Yasmin Ali is the founder and CEO of Skillspire, an education startup that offers technology boot camps and specifically targets immigrants, refugees and women. Skillspire launched back in April 2016 and is headquartered in Bellevue, Washington. Since launching, Skillspire has five employees and classes are largely taught by part-time instructors who work in technology and also immigrated here.
•Tell us a little about Skillspire? What inspired you to start the company?
We keep hearing about the shortage of skilled talent in the tech industry. Companies go out of the country to pay big bucks for talent. At the same time, right here in our backyard, we have communities of people like African Americans, Latinos, refugees and immigrants who come to this country in search of a better life. We characterize them as under-represented communities, who are eager for opportunities, but do not have the right connections or the resources to get into the booming tech sector. Skillspire was born out of this need to bridge the opportunity divide in the tech sector and under-represented communities. We want to provide an affordable path to anyone who is passionate and hungry about entering the tech industry.
I was fortunate to get my MS in Computer Science and work for about 10 years, after which I took a break to raise my kids. During that time, I was very involved in several community activities and projects. I was instrumental in starting an evening school in Redmond, that continues to this day. As part of the Education Committee in a local non-profit org., I had the opportunity to work with people from different walks of life. When a good friend left Microsoft after almost 20 years to start his own startup, he observed the demand for skilled talent. This lead to the genesis of Skillspire. Why not train people locally and place them in the local tech companies!
• How is Skillspire in making a difference?

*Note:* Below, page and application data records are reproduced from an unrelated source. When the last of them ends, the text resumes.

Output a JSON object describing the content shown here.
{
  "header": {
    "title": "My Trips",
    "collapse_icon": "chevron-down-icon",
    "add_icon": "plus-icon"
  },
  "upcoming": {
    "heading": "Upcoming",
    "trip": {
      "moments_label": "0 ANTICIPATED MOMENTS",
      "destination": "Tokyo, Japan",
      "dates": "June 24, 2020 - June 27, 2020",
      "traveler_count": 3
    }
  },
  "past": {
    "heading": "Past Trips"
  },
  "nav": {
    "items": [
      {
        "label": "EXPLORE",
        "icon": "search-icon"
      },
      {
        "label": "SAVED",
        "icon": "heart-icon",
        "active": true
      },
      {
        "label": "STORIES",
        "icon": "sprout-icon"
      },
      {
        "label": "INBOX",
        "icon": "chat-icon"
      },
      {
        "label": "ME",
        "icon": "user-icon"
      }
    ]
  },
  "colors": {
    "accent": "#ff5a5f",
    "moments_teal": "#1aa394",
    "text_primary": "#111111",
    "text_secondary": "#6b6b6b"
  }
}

Skillspire’s model is to partner with various community organizations that reach different ethnic populations. We are making a difference in the lives of very ordinary people. One of our students came to us from Congo. With a diploma in Computer Science from his country, he had no other choice but to take up a warehouse job. With a great attitude and humor, he said “I have been using my physical strength since the time I came here. I am eager to use my brain.” There are plenty of people who come from various countries and people here locally, who are great candidates because of their work ethic, loyalty and gratitude. Our hope is that companies will give them a chance, though they may not have a 4 year degree.
• What are some challenges you’ve faced?
Learning coding or other new technologies is hard work. Especially when the student comes from a background where there is not much support from family or community. If the student is not prepared to put in the time and commitment, it can be very challenging. When this happens, we see some students drop off halfway. With life challenges and lack of grit, students feel overwhelmed and drop out. Though we have setup a buddy system, with the instructors available outside of class, some students shy away from utilizing these resources.
Another challenge is the lack of financial resources for the students. We, at Skillspire, have consciously kept the fees very affordable. But the target population still has a lot of challenges in paying the fees. We do help them with monthly payments, but still a challenge.
Third challenge is that most job listings in the tech industry ask for applicants with a college degree. However, this requirement can be prohibitive for candidates with enough motivation and aptitude to succeed in the industry, but who lack the financial resources to pay their way through college.
• What’s been your biggest win?
Our biggest win is when our students close the loop by finding a job in the tech industry. And reading their thoughtful messages about how it has changed their life is very rewarding and humbling. We are just getting started, and constantly looking at ways to improve and increase our offerings. We are very fortunate to have some of the most dedicated instructors who truly believe in the mission of empowering under-represented communities, minorities and women. Most of them have changed career paths at some stage in their life and gone through coding bootcamps that they have a lot of lessons learned that they impart to our students.
• Who is your role model?
I have to say that it is my Dad. My Dad came from a very modest background and worked his way up the ladder. He used to constantly mentor students about the value of education and stressed it to everyone around him. There are plenty people who come up to us (my brothers and me) and tell us stories about how our father had helped them. Of course, we didn’t realize all this when we were growing up. He also started a foundation for education and single women. My dad passed away 12 years ago due to cancer. My siblings and I continue to run this foundation to this day and have been able to help several students and women. So, his legacy continues to this day.
• What has been your experience been with FFA?
I have been with FFA for only about 3 months, but it has been a huge help and support. Access Media event, for instance, was fantastic. We live in a male-dominated society. Its’ ironic that we, as women, have to deal with this in the 21st century. We see the bigotry everywhere. But if we, as women, don’t have the grit to make this work, we should not be a female founder in the first place. Being a Muslim, woman of color from a minority community, the odds are stacked against me. But I am determined to do what I feel is right for the under-represented community that I work with. I strongly believe that my mission is more than my startup and I want to do my small part in this world. And I do need allies like FFA who can make this path a little less painful.